The diminutive Alcons Audio LR7 weighs in at a mere 17.6lbs. and features 120-degree horizontal coverage from the RBN401 4in. pro-ribbon high-frequency driver with a "Morpher" lens. The two-way system uses a 6.5in. low-frequency driver, and the overall frequency response is 74Hz to 20,000Hz. In addition a 90-degree horizontal coverage version is available. Vertical coverage for a single element is 15 degrees. The system may be flown or stacked.
The Panaray MA12EX from Bose is a column design and an update from the MA12. The EX version provides low frequency response down to 75Hz (-3 dB) with an articulated array of 12 2.25in. high-excursion, weather-resistant drivers. High frequency response is 13kHz (-3dB). The 38.8in. tall powder-coated aluminum enclosure is finished in either black or white and is rated for outdoor application. The calculated maximum SPL is 109dB and coverage 160 degrees horizontal by 20 degrees vertical.
The Community Professional Loudspeakers Entasys column line-array system is a three-way design comprising six neodymium low-frequency drivers, 18 2.35in. mid-frequency drivers, and 42 1in. high-frequency drivers mounted in six 7"x1" Compact Ribbon Emulator (CRE) high-frequency elements. The coverage is 120 degrees horizontal and user-configurable for a 6- or 12-degree vertical coverage angle. Maximum SPL is 122db (120dB in curved configuration). Frequency response is 200Hz to 20kHz and an optional low-frequency extension column is available.

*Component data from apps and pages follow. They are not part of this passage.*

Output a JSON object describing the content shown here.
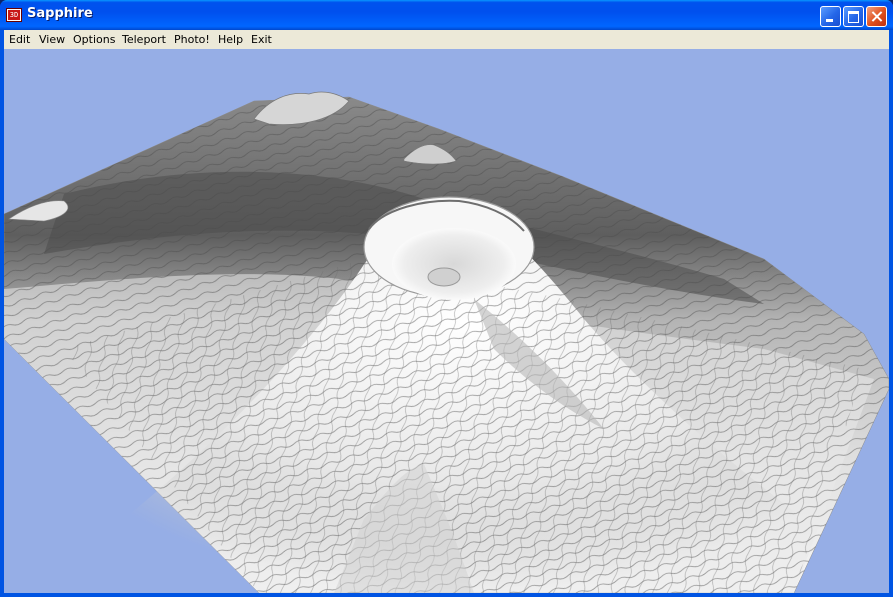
{
  "window": {
    "title": "Sapphire",
    "icon": "app-3d-icon",
    "icon_label": "3D",
    "controls": [
      "minimize-icon",
      "maximize-icon",
      "close-icon"
    ]
  },
  "menu": {
    "items": [
      {
        "label": "Edit"
      },
      {
        "label": "View"
      },
      {
        "label": "Options"
      },
      {
        "label": "Teleport"
      },
      {
        "label": "Photo!"
      },
      {
        "label": "Help"
      },
      {
        "label": "Exit"
      }
    ]
  },
  "viewport": {
    "scene": "3d-terrain-render",
    "sky_color": "#96aee6",
    "terrain_colors": [
      "#f4f4f4",
      "#b8b8b8",
      "#5a5a5a"
    ]
  },
  "colors": {
    "titlebar": "#0054e3",
    "menubar": "#ece9d8",
    "close_button": "#e0501c"
  }
}
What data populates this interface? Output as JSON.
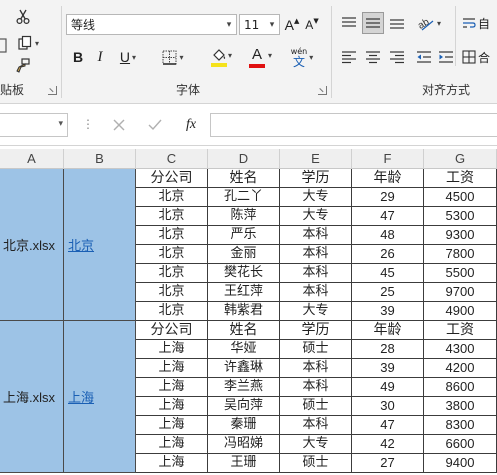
{
  "ribbon": {
    "clipboard": {
      "label": "贴板"
    },
    "font": {
      "name": "等线",
      "size": "11",
      "label": "字体",
      "bold_label": "B",
      "italic_label": "I",
      "underline_label": "U",
      "grow_label": "A",
      "shrink_label": "A",
      "font_color_label": "A",
      "phonetic_top": "wén",
      "phonetic_bottom": "文",
      "accent_yellow": "#f5e21b",
      "accent_red": "#e01010"
    },
    "alignment": {
      "label": "对齐方式",
      "wrap_label": "自",
      "merge_label": "合"
    }
  },
  "formula_bar": {
    "fx_label": "fx"
  },
  "columns": [
    "A",
    "B",
    "C",
    "D",
    "E",
    "F",
    "G"
  ],
  "blocks": [
    {
      "file": "北京.xlsx",
      "link": "北京",
      "header": [
        "分公司",
        "姓名",
        "学历",
        "年龄",
        "工资"
      ],
      "rows": [
        [
          "北京",
          "孔二丫",
          "大专",
          "29",
          "4500"
        ],
        [
          "北京",
          "陈萍",
          "大专",
          "47",
          "5300"
        ],
        [
          "北京",
          "严乐",
          "本科",
          "48",
          "9300"
        ],
        [
          "北京",
          "金丽",
          "本科",
          "26",
          "7800"
        ],
        [
          "北京",
          "樊花长",
          "本科",
          "45",
          "5500"
        ],
        [
          "北京",
          "王红萍",
          "本科",
          "25",
          "9700"
        ],
        [
          "北京",
          "韩紫君",
          "大专",
          "39",
          "4900"
        ]
      ]
    },
    {
      "file": "上海.xlsx",
      "link": "上海",
      "header": [
        "分公司",
        "姓名",
        "学历",
        "年龄",
        "工资"
      ],
      "rows": [
        [
          "上海",
          "华娅",
          "硕士",
          "28",
          "4300"
        ],
        [
          "上海",
          "许鑫琳",
          "本科",
          "39",
          "4200"
        ],
        [
          "上海",
          "李兰燕",
          "本科",
          "49",
          "8600"
        ],
        [
          "上海",
          "吴向萍",
          "硕士",
          "30",
          "3800"
        ],
        [
          "上海",
          "秦珊",
          "本科",
          "47",
          "8300"
        ],
        [
          "上海",
          "冯昭娣",
          "大专",
          "42",
          "6600"
        ],
        [
          "上海",
          "王珊",
          "硕士",
          "27",
          "9400"
        ]
      ]
    }
  ]
}
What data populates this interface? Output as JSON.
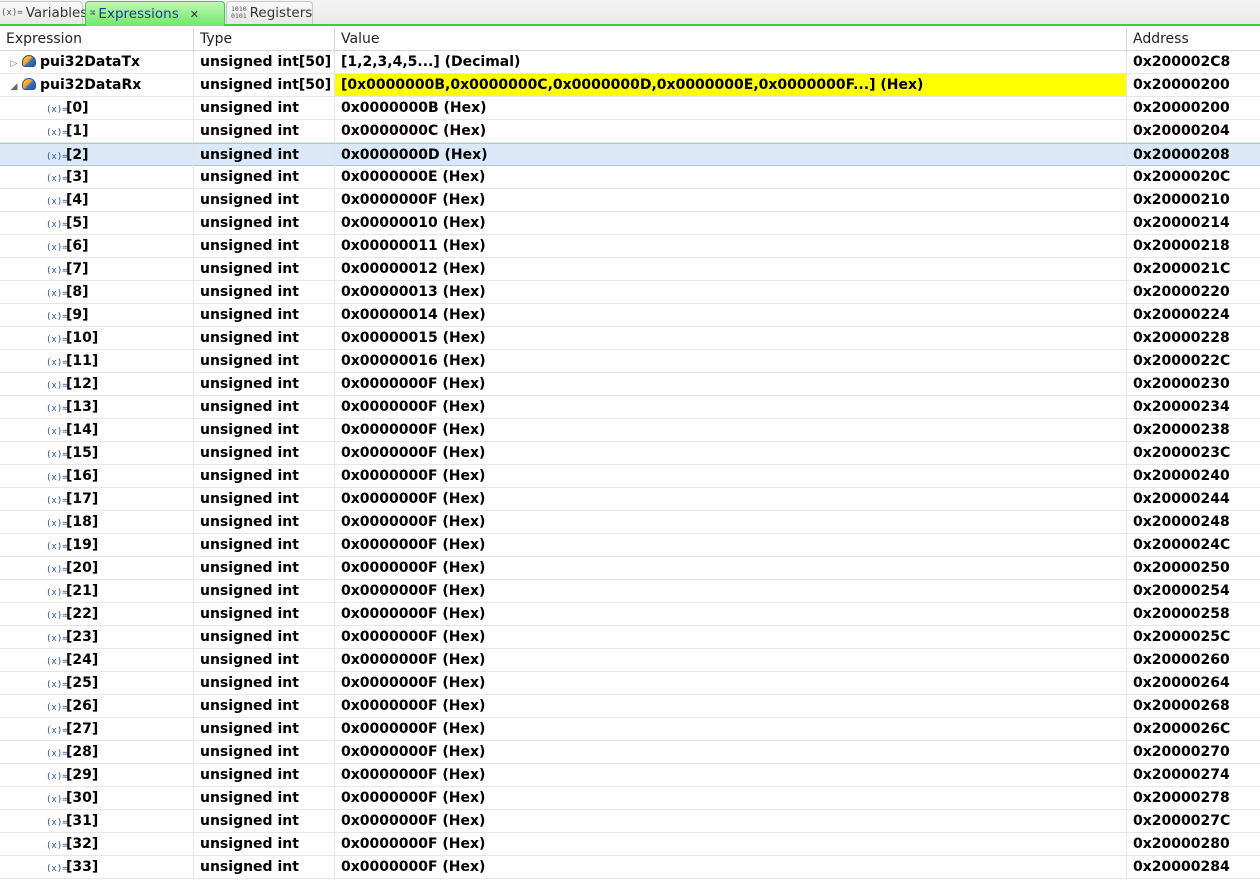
{
  "tabs": [
    {
      "label": "Variables",
      "icon": "(x)="
    },
    {
      "label": "Expressions",
      "icon": "expressions-icon",
      "active": true
    },
    {
      "label": "Registers",
      "icon": "1010 0101"
    }
  ],
  "columns": {
    "expression": "Expression",
    "type": "Type",
    "value": "Value",
    "address": "Address"
  },
  "root_rows": [
    {
      "expression": "pui32DataTx",
      "type": "unsigned int[50]",
      "value": "[1,2,3,4,5...] (Decimal)",
      "address": "0x200002C8",
      "expanded": false
    },
    {
      "expression": "pui32DataRx",
      "type": "unsigned int[50]",
      "value": "[0x0000000B,0x0000000C,0x0000000D,0x0000000E,0x0000000F...] (Hex)",
      "address": "0x20000200",
      "expanded": true,
      "highlight_color": "#ffff00"
    }
  ],
  "child_rows": [
    {
      "expression": "[0]",
      "type": "unsigned int",
      "value": "0x0000000B (Hex)",
      "address": "0x20000200"
    },
    {
      "expression": "[1]",
      "type": "unsigned int",
      "value": "0x0000000C (Hex)",
      "address": "0x20000204"
    },
    {
      "expression": "[2]",
      "type": "unsigned int",
      "value": "0x0000000D (Hex)",
      "address": "0x20000208",
      "selected": true
    },
    {
      "expression": "[3]",
      "type": "unsigned int",
      "value": "0x0000000E (Hex)",
      "address": "0x2000020C"
    },
    {
      "expression": "[4]",
      "type": "unsigned int",
      "value": "0x0000000F (Hex)",
      "address": "0x20000210"
    },
    {
      "expression": "[5]",
      "type": "unsigned int",
      "value": "0x00000010 (Hex)",
      "address": "0x20000214"
    },
    {
      "expression": "[6]",
      "type": "unsigned int",
      "value": "0x00000011 (Hex)",
      "address": "0x20000218"
    },
    {
      "expression": "[7]",
      "type": "unsigned int",
      "value": "0x00000012 (Hex)",
      "address": "0x2000021C"
    },
    {
      "expression": "[8]",
      "type": "unsigned int",
      "value": "0x00000013 (Hex)",
      "address": "0x20000220"
    },
    {
      "expression": "[9]",
      "type": "unsigned int",
      "value": "0x00000014 (Hex)",
      "address": "0x20000224"
    },
    {
      "expression": "[10]",
      "type": "unsigned int",
      "value": "0x00000015 (Hex)",
      "address": "0x20000228"
    },
    {
      "expression": "[11]",
      "type": "unsigned int",
      "value": "0x00000016 (Hex)",
      "address": "0x2000022C"
    },
    {
      "expression": "[12]",
      "type": "unsigned int",
      "value": "0x0000000F (Hex)",
      "address": "0x20000230"
    },
    {
      "expression": "[13]",
      "type": "unsigned int",
      "value": "0x0000000F (Hex)",
      "address": "0x20000234"
    },
    {
      "expression": "[14]",
      "type": "unsigned int",
      "value": "0x0000000F (Hex)",
      "address": "0x20000238"
    },
    {
      "expression": "[15]",
      "type": "unsigned int",
      "value": "0x0000000F (Hex)",
      "address": "0x2000023C"
    },
    {
      "expression": "[16]",
      "type": "unsigned int",
      "value": "0x0000000F (Hex)",
      "address": "0x20000240"
    },
    {
      "expression": "[17]",
      "type": "unsigned int",
      "value": "0x0000000F (Hex)",
      "address": "0x20000244"
    },
    {
      "expression": "[18]",
      "type": "unsigned int",
      "value": "0x0000000F (Hex)",
      "address": "0x20000248"
    },
    {
      "expression": "[19]",
      "type": "unsigned int",
      "value": "0x0000000F (Hex)",
      "address": "0x2000024C"
    },
    {
      "expression": "[20]",
      "type": "unsigned int",
      "value": "0x0000000F (Hex)",
      "address": "0x20000250"
    },
    {
      "expression": "[21]",
      "type": "unsigned int",
      "value": "0x0000000F (Hex)",
      "address": "0x20000254"
    },
    {
      "expression": "[22]",
      "type": "unsigned int",
      "value": "0x0000000F (Hex)",
      "address": "0x20000258"
    },
    {
      "expression": "[23]",
      "type": "unsigned int",
      "value": "0x0000000F (Hex)",
      "address": "0x2000025C"
    },
    {
      "expression": "[24]",
      "type": "unsigned int",
      "value": "0x0000000F (Hex)",
      "address": "0x20000260"
    },
    {
      "expression": "[25]",
      "type": "unsigned int",
      "value": "0x0000000F (Hex)",
      "address": "0x20000264"
    },
    {
      "expression": "[26]",
      "type": "unsigned int",
      "value": "0x0000000F (Hex)",
      "address": "0x20000268"
    },
    {
      "expression": "[27]",
      "type": "unsigned int",
      "value": "0x0000000F (Hex)",
      "address": "0x2000026C"
    },
    {
      "expression": "[28]",
      "type": "unsigned int",
      "value": "0x0000000F (Hex)",
      "address": "0x20000270"
    },
    {
      "expression": "[29]",
      "type": "unsigned int",
      "value": "0x0000000F (Hex)",
      "address": "0x20000274"
    },
    {
      "expression": "[30]",
      "type": "unsigned int",
      "value": "0x0000000F (Hex)",
      "address": "0x20000278"
    },
    {
      "expression": "[31]",
      "type": "unsigned int",
      "value": "0x0000000F (Hex)",
      "address": "0x2000027C"
    },
    {
      "expression": "[32]",
      "type": "unsigned int",
      "value": "0x0000000F (Hex)",
      "address": "0x20000280"
    },
    {
      "expression": "[33]",
      "type": "unsigned int",
      "value": "0x0000000F (Hex)",
      "address": "0x20000284"
    }
  ]
}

The Ti10L is the installation version of the T10 loudspeaker from d&b audiotechnik. The hard-foam polyurethane cabinet is loaded with two 6.5in. drivers in a dipolar arrangement and a 1.4in. exit compression high-frequency driver. The HF driver is fitted to a rotatable waveguide. The frequency response is 68Hz to 18kHz with a maximum SPL of 132dB. Horizontal coverage is 105 degrees. The cabinet weight is 24lbs.
The dB Technologies DVA T4 is a three-way self-powered system driven with Class T digital amplifier technology. A switchmode power supply is featured that will accept mains voltages from 90V to 240V. The polypropylene enclosure houses an 8in. low-frequency driver, a 6.5in. horn-loaded mid-frequency driver, and two 1in. compression drivers. System response is 80Hz to 19,000Hz with a maximum SPL of 128dB. Coverage is 100 degrees horizontal by 15 degrees vertical.
Duran Audio offers a choice of the Axys Intellivox range of digitally steerable self-powered column array or the Axys Target range of scaleable line source elements. Both systems feature on board DSP. The Intellivox Ivx-DS808 employs multichannel Class AB amplifiers that power six 6.5in. drivers and two 1in. compression drivers that provide a frequency response of 130Hz to 18kHz. Horizontal coverage is 110 degrees, and the vertical coverage is variable. Maximum peak SPL is 105dB. Column height is 50.31in.
EAW manufactures a column loudspeaker as well as the JFL210 compact two-way line-array module (among others). The JFL210 comprises two 10in. cone low-frequency drivers and one 1.4in. exit compression driver. The operating frequency range is 65Hz to 18.8kHz. The system provides two operating modes—either single-amp or biamp, and the peak calculated axial output limit is 130dB. Coverage is 110 degrees horizontal and 15 degrees vertical.
The Electro-Voice EVA Series consists of four different module configurations that provide two different horizontal coverage angles (90 degrees and 120 degrees) and two different vertical coverage angles (6 degrees and 20 degrees). Each module comprises two two-way elements, with each element made up of an 8in. low-frequency driver and two 1.25in. compression drivers mounted to a hydra/waveguide combination and integral rigging. System frequency response is 60Hz to 19kHz and maximum calculated SPL is 135dB peak.
Acceptable Use Policy blog comments powered by Disqus